The frosting recipe was awesome. I had to use fresh raspberries, which I had to cook, add sugar, and let cool before I could add it to the vanilla frosting I had made earlier.  It was delicious, but way too much work for the lemon-curd cake, which, by this time, looked like a cake you’d find in a Dr. Seuss movie.

I did my best to pretty-it-up, and put it in a cake holder before putting it in the fridge, until I left for the party.

My friend was nice about it, and it did taste pretty good, but it looked like crap. Which is why I’ll start this first post by telling you that there are two things I learned since then:

Rule #1:  Don’t ever try a new recipe when you have something important
to take it to.

Rule #2: Have a backup in case you forget about Rule #1.

It’s Murphy’s Law. Anything bad that can happen, will. You’ll either burn it, break it, drop it, or end up throwing it away.

A few weeks ago I saw a post of rainbow cupcakes that were adorable!  And the best part was, they were simple.

All you need is:

A cake mix of your choice
Blue and white cans of frosting
Decorating bag or Ziploc
Airheads Extreme Candy Strips  (Wal-Mart or Dollar General has them)

You can always make the frosting, but ready-made comes in handy if you are rainbow candypressed for time.

Prepare the cupcakes and let them cool. Use the blue frosting to frost the cupcakes.

If you don’t have a decorating bag, you can use a Ziploc or other plastic bag, fill it with white frosting and snip the end. Make little clouds on each side of the cupcake.

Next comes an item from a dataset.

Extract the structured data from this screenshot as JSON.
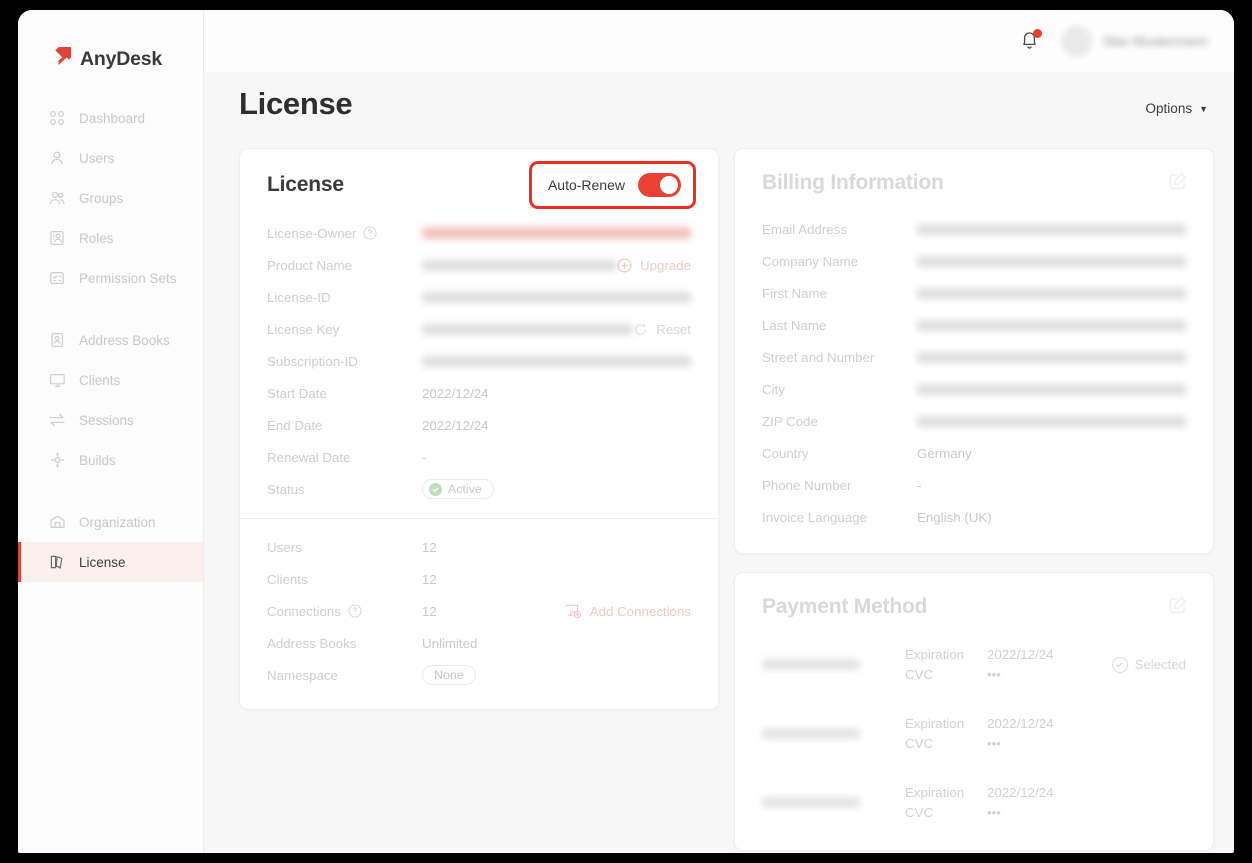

Cut the rainbow candy into 2-inch strips. Arrange the candy on top to form cupcakesrainbows.

Voila! Rainbow cupcakes.

As you can see, they didn’t turn out half-bad.

A word of advice: The ready-made blue frosting stains, so if you have little ones helping you, use caution.